28 October 2022 | News
Bacterial biofilms contribute to recurring infections, but eradication is difficult in the tortuous and obstructed auditory canals
Image credit: CUHK
Biofilm builds up in the ear tube over time and contributes to otorrhea, or drainage of fluid from the ear, and debris deposition, which in turn can cause blockages and recurring infections. For severely blocked ear tubes, surgeons have to use specialised mechanical tools to clear the occlusion or replace the ear tube during endoscopy. This manoeuvre requires delicate expert skills to avoid injuries to the ossicular chain and tympanic membrane.
Hence, a research team with members from the Department of Mechanical and Automation Engineering at Faculty of Engineering, and the Department of Otorhinolaryngology, Head and Neck Surgery at CU Medicine, Chinese University of Hong Kong (CUHK) joined hands to develop a magnetic helical micro-robot with endoscope-assisted delivery for biofilm eradication in ear tube. The treatment system consists of helical micro-robot, endoscope, magnetic actuation unit with robotic arm, and catheter. Surgeons first use an endoscope to deliver the helical micro-robot with a catheter into the ear tube. Then they can remotely actuate the micro-robot by the programmed magnetic field in the ear tube to perform biofilm eradication.
Professor Joseph Sung, Dean of Lee Kong Chian School of Medicine and CUHK’s Emeritus Professor, said, “Although biofilm has been known for quite sometime, the clearance of biofilm has been an unsolved problem for decades. So far, no medication has proven to be useful in clearing the microbes once they are established on the surface as a layer. This study represents a major breakthrough using both mechanical and chemical methods in the same modalities.

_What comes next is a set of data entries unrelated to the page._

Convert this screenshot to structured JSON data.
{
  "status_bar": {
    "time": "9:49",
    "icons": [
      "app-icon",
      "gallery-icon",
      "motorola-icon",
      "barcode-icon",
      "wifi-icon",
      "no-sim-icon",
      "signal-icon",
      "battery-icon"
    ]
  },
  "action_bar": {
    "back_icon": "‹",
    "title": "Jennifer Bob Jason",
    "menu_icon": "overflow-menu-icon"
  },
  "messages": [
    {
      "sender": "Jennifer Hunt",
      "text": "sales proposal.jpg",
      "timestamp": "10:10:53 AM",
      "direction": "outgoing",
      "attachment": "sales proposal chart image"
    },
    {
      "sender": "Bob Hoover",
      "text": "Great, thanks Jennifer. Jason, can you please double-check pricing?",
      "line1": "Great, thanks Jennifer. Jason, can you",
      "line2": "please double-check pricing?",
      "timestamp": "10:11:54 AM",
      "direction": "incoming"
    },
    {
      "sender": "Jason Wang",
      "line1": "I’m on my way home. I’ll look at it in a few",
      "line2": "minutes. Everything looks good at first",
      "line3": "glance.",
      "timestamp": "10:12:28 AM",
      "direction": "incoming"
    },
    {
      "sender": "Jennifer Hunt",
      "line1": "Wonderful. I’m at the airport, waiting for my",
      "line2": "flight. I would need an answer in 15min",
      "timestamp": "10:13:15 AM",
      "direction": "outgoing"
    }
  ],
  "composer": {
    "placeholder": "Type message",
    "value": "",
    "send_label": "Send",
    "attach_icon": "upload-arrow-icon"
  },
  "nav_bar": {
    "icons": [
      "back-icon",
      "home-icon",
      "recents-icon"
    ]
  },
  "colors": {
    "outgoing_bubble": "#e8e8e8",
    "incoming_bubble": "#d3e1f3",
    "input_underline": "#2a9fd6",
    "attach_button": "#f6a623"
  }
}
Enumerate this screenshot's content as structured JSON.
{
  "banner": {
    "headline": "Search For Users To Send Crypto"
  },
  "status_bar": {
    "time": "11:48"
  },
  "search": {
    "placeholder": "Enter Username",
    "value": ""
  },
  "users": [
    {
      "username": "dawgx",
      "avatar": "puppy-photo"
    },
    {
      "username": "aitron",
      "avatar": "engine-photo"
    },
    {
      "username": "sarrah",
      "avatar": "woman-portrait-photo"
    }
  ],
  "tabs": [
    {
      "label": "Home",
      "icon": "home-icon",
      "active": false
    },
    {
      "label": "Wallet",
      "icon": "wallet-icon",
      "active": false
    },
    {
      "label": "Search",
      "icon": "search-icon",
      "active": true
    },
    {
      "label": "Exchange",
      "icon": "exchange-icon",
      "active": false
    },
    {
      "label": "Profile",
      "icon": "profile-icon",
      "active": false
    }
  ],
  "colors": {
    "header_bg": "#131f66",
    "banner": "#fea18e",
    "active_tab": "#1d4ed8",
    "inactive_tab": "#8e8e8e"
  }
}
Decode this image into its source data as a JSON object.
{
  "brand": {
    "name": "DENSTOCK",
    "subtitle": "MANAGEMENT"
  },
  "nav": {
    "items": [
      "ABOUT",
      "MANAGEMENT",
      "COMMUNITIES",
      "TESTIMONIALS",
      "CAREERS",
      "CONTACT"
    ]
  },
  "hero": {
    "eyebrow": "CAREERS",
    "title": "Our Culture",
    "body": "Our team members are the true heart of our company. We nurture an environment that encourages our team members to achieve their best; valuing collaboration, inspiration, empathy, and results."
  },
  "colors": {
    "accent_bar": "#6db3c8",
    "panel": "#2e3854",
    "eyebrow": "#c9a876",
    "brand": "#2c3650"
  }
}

Its application is not limited to ear tubes for otitis media: potentially it can be used in other medical devices or implants placed in the human body where biofilm infections can occur.”